The underlying premise for all these cases which sacks brings to light- is the unusual and unforeseen positive path the disabilities of these patients and disabilities in general can (after breaking through) engender.
I am similar to those stories enclosed-in a way. 10 yrs ago I stepped out of the shower heard a crack and have been in terrible crippling disabling pain ever since. I went from being a very fit,strong and super active father of 2 very small boys to being bedridden and writhing in pain.. Things are marginally better now,but the point is- I started using audible books at the start because I couldnt do anything else-including tv. Audible books not only helped me endure the isolation, pain and loss of a way of life-it replaced my physical world with a mental one (generalization)-one in which I'm now relatively happy. This totally unexpected and unforeseen journey from one state of being to another positive state, is part of what is explored in this book. It is no exaggeration to say that audible books saved my life.

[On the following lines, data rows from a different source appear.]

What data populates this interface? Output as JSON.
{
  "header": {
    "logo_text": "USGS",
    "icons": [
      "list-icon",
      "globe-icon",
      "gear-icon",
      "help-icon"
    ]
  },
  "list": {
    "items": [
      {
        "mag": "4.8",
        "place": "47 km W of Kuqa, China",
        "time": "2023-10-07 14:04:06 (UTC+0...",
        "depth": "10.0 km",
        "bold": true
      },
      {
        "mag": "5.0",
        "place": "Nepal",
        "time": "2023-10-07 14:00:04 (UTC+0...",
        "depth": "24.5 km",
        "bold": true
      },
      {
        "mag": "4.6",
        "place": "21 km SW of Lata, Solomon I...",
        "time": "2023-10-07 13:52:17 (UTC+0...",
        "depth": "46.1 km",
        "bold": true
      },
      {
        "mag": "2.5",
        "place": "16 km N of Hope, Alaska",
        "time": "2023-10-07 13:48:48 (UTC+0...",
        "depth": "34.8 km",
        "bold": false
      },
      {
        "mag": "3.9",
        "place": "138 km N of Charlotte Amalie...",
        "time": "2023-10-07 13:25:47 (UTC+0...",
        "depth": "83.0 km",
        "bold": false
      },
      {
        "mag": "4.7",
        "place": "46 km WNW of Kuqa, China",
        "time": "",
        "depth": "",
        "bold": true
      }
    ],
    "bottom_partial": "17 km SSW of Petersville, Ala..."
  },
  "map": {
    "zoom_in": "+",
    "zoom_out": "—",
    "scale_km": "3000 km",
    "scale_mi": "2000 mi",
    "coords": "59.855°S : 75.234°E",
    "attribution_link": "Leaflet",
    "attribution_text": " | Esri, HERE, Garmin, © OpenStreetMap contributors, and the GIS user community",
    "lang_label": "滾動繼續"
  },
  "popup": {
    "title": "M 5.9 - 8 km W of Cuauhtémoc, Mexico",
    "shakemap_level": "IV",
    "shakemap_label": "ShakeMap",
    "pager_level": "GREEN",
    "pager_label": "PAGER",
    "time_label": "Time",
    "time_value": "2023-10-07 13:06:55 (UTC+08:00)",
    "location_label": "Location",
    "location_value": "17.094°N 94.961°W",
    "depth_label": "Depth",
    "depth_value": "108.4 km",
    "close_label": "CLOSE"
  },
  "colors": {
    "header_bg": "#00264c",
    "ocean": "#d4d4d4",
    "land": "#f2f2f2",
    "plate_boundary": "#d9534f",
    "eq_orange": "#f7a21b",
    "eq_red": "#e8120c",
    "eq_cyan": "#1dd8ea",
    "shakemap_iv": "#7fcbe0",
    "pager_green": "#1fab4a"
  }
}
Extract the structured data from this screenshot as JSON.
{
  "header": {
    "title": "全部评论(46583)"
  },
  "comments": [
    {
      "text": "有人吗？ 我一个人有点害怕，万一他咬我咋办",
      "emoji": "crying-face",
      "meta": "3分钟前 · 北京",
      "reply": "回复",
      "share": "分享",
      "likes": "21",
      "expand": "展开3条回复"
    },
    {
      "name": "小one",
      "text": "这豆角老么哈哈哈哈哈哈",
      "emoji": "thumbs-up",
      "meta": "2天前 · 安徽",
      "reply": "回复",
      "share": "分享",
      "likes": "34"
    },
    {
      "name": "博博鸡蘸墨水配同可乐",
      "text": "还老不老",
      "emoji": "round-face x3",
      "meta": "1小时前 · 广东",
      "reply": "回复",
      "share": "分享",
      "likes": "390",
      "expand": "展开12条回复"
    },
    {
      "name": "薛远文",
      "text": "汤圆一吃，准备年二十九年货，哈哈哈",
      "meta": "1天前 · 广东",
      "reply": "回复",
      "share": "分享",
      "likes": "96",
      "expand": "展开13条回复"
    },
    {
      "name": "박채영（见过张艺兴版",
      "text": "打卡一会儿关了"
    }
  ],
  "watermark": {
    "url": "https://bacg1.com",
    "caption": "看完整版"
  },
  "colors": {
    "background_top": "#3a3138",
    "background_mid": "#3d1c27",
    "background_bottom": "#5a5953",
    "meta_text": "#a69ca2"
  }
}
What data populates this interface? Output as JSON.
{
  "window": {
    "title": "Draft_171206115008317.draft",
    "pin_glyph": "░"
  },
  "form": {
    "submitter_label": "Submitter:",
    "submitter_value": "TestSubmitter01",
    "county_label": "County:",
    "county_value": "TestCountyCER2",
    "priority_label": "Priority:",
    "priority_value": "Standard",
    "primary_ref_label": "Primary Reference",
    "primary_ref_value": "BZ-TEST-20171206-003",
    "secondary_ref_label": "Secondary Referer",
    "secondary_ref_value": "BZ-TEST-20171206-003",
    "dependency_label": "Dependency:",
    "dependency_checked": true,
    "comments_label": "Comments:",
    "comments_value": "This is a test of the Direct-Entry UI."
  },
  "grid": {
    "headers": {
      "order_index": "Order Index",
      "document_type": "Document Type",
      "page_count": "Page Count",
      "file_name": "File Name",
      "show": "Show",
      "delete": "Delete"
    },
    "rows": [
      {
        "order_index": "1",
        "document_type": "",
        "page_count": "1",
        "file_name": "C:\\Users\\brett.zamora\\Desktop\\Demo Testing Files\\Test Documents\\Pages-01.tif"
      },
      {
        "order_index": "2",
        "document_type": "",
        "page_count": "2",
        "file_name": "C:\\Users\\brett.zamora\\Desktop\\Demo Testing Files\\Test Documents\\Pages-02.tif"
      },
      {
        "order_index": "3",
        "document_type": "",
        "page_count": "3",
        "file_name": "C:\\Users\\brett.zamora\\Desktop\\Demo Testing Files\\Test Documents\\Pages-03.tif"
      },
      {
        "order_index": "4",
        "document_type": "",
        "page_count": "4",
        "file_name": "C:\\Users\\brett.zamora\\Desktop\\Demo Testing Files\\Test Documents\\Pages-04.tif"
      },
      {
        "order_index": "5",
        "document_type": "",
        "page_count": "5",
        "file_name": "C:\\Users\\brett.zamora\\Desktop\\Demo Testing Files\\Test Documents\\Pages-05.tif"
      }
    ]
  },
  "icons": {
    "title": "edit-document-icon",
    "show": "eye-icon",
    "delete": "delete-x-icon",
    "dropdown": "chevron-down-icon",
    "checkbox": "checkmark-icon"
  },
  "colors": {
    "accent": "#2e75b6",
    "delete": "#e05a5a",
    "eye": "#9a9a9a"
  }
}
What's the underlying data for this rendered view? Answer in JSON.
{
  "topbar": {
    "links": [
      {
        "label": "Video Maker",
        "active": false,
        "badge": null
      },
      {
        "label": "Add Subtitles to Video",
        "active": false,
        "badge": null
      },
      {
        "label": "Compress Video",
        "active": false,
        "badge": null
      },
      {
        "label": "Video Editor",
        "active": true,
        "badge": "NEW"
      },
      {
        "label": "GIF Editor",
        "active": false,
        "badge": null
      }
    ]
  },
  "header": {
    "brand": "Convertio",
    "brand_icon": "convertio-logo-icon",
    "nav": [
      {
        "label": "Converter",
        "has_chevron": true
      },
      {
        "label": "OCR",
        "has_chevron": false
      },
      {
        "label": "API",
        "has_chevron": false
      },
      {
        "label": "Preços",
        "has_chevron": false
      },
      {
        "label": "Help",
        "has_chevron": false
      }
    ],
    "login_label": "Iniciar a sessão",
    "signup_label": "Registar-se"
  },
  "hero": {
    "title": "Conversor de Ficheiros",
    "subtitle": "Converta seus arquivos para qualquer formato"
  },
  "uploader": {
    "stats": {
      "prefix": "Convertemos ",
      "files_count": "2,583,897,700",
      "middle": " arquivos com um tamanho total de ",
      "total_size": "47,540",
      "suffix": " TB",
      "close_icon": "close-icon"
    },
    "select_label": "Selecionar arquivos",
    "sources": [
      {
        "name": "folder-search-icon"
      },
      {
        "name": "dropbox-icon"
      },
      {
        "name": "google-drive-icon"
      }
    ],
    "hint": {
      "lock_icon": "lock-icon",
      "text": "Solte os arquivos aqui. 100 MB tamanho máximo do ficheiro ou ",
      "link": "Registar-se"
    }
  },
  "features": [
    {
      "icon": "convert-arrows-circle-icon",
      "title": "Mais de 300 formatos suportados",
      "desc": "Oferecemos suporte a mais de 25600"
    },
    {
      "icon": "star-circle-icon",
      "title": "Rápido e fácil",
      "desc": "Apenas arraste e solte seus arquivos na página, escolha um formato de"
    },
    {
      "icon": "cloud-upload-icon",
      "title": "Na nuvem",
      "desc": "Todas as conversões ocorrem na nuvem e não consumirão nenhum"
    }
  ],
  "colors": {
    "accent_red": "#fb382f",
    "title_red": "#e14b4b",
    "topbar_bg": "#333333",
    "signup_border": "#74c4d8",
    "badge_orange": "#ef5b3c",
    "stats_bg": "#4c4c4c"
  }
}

I'm not sure just where this book fits into his bibliography, I've read them as I've come across them. and have pretty much enjoyed them all. The narrator (Jonathan Davis) who has done most if not all his books when sacks hasn't done the work himself is utterly perfect, getting the tone, timing and inflection just right.
This book enriched my mind and soul,altered my perspective and relieved the mind numbing effect of a shockingly dumbed down world- at least for a few hours. Now that's credit worthy!!
46 of 46 people found this review helpful
What did you like most about An Anthropologist on Mars?
Looks at some difficult and hard to talk about subjects in an often positive and uplifting light. Takes the line of some people being more 'different' than 'damaged' and often strives to see the best in these situations. You also get to feel very up close and personal to the people involved.
What did you like best about this story?
Person-centred outlook on neurological conditions.
Have you listened to any of Oliver Sacks and Jonathan Davis ’s other performances? How does this one compare?
Was this a book you wanted to listen to all in one sitting?
Yes. And very nearly did.
1 of 1 people found this review helpful
Oliver Sacks is hard to beat for fascinating, humane, and beautifully written stories of neurology and the human condition, and this book is full of the mix of sadness of wonder one expects. Docked a point for the reader, who is a little flat; what a shame it's not read by Sacks himself.